- _Work item_: Leave every picture out. Set down all the lines below exactly.

- _Material supplied_:
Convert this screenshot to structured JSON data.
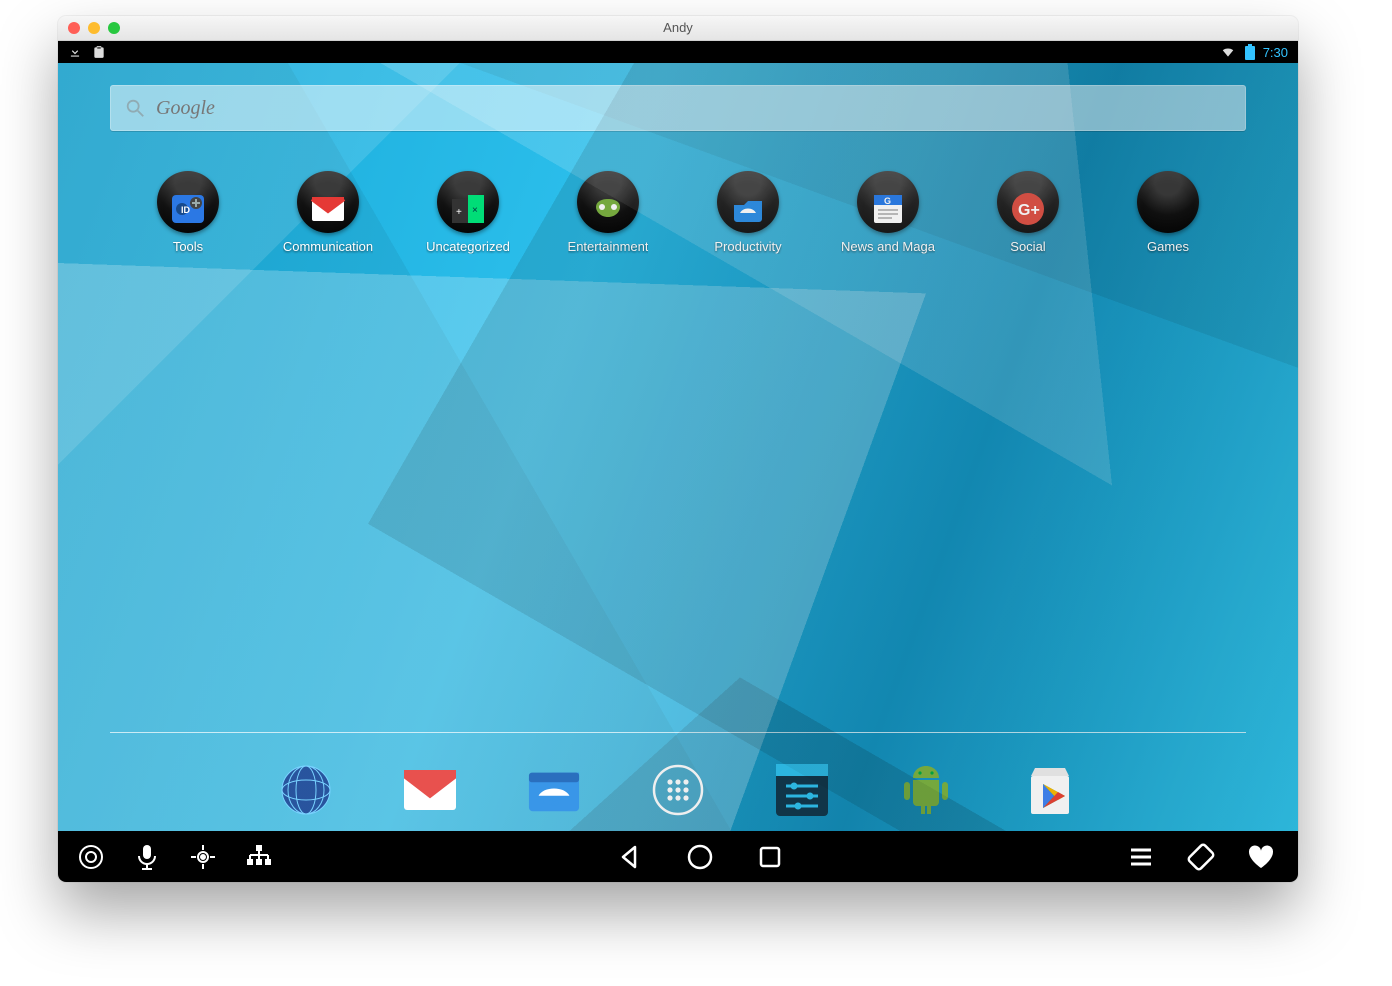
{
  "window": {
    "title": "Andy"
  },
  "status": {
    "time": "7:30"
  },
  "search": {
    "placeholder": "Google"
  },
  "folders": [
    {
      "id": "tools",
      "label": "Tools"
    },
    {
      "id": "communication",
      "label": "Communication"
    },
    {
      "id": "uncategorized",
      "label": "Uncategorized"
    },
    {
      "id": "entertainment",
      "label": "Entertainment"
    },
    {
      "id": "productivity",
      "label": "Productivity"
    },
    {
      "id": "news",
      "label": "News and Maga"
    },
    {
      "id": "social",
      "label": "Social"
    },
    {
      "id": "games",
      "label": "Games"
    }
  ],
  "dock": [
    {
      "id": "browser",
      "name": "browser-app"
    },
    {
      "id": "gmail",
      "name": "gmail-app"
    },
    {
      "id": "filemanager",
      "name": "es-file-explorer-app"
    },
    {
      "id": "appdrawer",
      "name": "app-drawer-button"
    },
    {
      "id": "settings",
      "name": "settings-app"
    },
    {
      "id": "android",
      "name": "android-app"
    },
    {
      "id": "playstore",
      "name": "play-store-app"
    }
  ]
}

- _Result of the task_:
Convert this screenshot to structured JSON data.
{
  "window": {
    "title": "Andy"
  },
  "status": {
    "time": "7:30"
  },
  "search": {
    "placeholder": "Google"
  },
  "folders": [
    {
      "id": "tools",
      "label": "Tools"
    },
    {
      "id": "communication",
      "label": "Communication"
    },
    {
      "id": "uncategorized",
      "label": "Uncategorized"
    },
    {
      "id": "entertainment",
      "label": "Entertainment"
    },
    {
      "id": "productivity",
      "label": "Productivity"
    },
    {
      "id": "news",
      "label": "News and Maga"
    },
    {
      "id": "social",
      "label": "Social"
    },
    {
      "id": "games",
      "label": "Games"
    }
  ],
  "dock": [
    {
      "id": "browser",
      "name": "browser-app"
    },
    {
      "id": "gmail",
      "name": "gmail-app"
    },
    {
      "id": "filemanager",
      "name": "es-file-explorer-app"
    },
    {
      "id": "appdrawer",
      "name": "app-drawer-button"
    },
    {
      "id": "settings",
      "name": "settings-app"
    },
    {
      "id": "android",
      "name": "android-app"
    },
    {
      "id": "playstore",
      "name": "play-store-app"
    }
  ]
}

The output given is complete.